Sullivan, who officially is still a judge but now works in construction, was the only one acquitted in the federal case.

Despite Sullivan's acquittal, the judicial board said there was evidence showing that he violated court regulations. It cited cases in which he allegedly had improper conversations with defendants before dismissing their tickets.

It also said he directed Miller to give "special consideration" to defendants, which violated judicial rules and the constitution.

In December, the judicial board had filed similar charges against Sullivan. Sullivan's lawyer, Samuel C. Stretton, said the December charges were related to the new ones, and the two case probably will be consolidated.

Stretton said his client is not guilty of the allegations and will fight them "vigorously" at a judicial trial.

Stretton said Sullivan has not received a judicial paycheck since February 2013 and is seeking to have his salary reimbursed. He said the judicial trial will probably be this summer.

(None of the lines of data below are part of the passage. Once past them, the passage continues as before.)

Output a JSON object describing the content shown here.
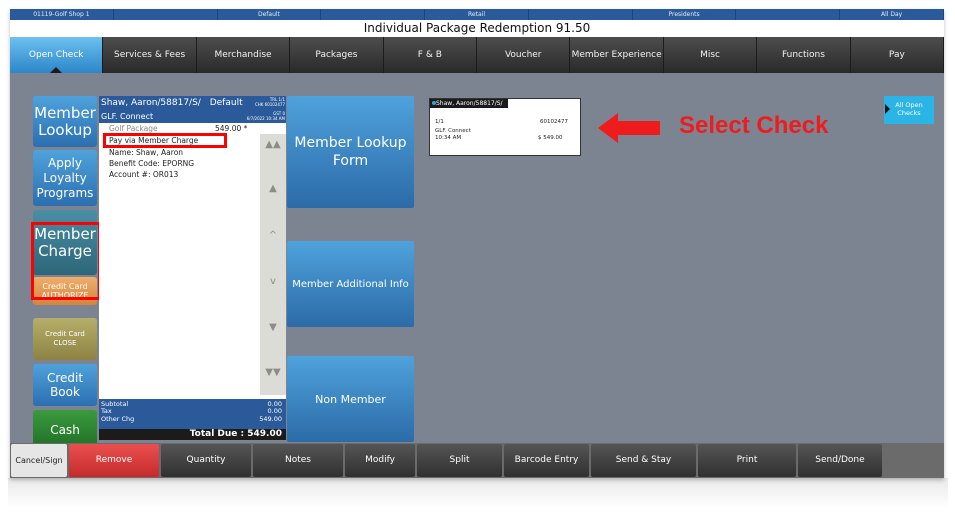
{
  "top_info": [
    "01119-Golf Shop 1",
    "",
    "Default",
    "",
    "Retail",
    "",
    "Presidents",
    "",
    "All Day"
  ],
  "title": "Individual Package Redemption 91.50",
  "tabs": [
    "Open Check",
    "Services & Fees",
    "Merchandise",
    "Packages",
    "F & B",
    "Voucher",
    "Member Experience",
    "Misc",
    "Functions",
    "Pay"
  ],
  "left_buttons": {
    "member_lookup": "Member Lookup",
    "apply_loyalty": "Apply Loyalty Programs",
    "member_charge": "Member Charge",
    "cc_authorize_1": "Credit Card",
    "cc_authorize_2": "AUTHORIZE",
    "cc_close_1": "Credit Card",
    "cc_close_2": "CLOSE",
    "credit_book": "Credit Book",
    "cash": "Cash",
    "cancel_sign_out": "Cancel/Sign Out"
  },
  "check": {
    "header_name": "Shaw, Aaron/58817/S/",
    "header_default": "Default",
    "trl": "TRL 1/1",
    "chk": "CHK 60102477",
    "gst": "GST 0",
    "datetime": "6/7/2022 10:34 AM",
    "section": "GLF. Connect",
    "item_name": "Golf Package",
    "item_price": "549.00 *",
    "pay_via": "Pay via Member Charge",
    "name_line": "Name: Shaw, Aaron",
    "benefit_line": "Benefit Code: EPORNG",
    "account_line": "Account #: OR013",
    "subtotal_label": "Subtotal",
    "subtotal_value": "0.00",
    "tax_label": "Tax",
    "tax_value": "0.00",
    "other_label": "Other Chg",
    "other_value": "549.00",
    "total_due": "Total Due :  549.00"
  },
  "middle_buttons": {
    "member_lookup_form": "Member Lookup Form",
    "member_additional_info": "Member Additional Info",
    "non_member": "Non Member"
  },
  "open_check_card": {
    "header": "Shaw, Aaron/58817/S/",
    "seq": "1/1",
    "check_no": "60102477",
    "type": "GLF. Connect",
    "time": "10:34 AM",
    "amount": "$ 549.00"
  },
  "annotation": "Select Check",
  "all_open_checks": "All Open Checks",
  "bottom_buttons": [
    "Remove",
    "Quantity",
    "Notes",
    "Modify",
    "Split",
    "Barcode Entry",
    "Send & Stay",
    "Print",
    "Send/Done"
  ],
  "colors": {
    "header_blue": "#2b5a9a",
    "active_tab": "#3f9fe0",
    "annotation_red": "#ee1c1c",
    "remove_red": "#e03a3a"
  }
}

Paychecks also were stopped in February 2013 for Lowry, who was convicted of federal perjury charges and was sentenced to 20 months in prison. His term on the bench expired in January 2014. His attorney, William A. DiStefano, could not be reached for comment.

Tynes was convicted of a federal perjury charge and sentenced to two years in prison. She also pleaded guilty to separate state corruption charges.

Miller, who was a former Delaware County district judge and filled in for a year as a judge with Traffic Court, pleaded guilty to corruption in the federal case.

Robert A. Graci, the Judicial Conduct Board's chief counsel, declined to predict how long it would take to complete the judicial disciplinary proceedings.


Inquirer staff writer Craig R. McCoy contributed to this article.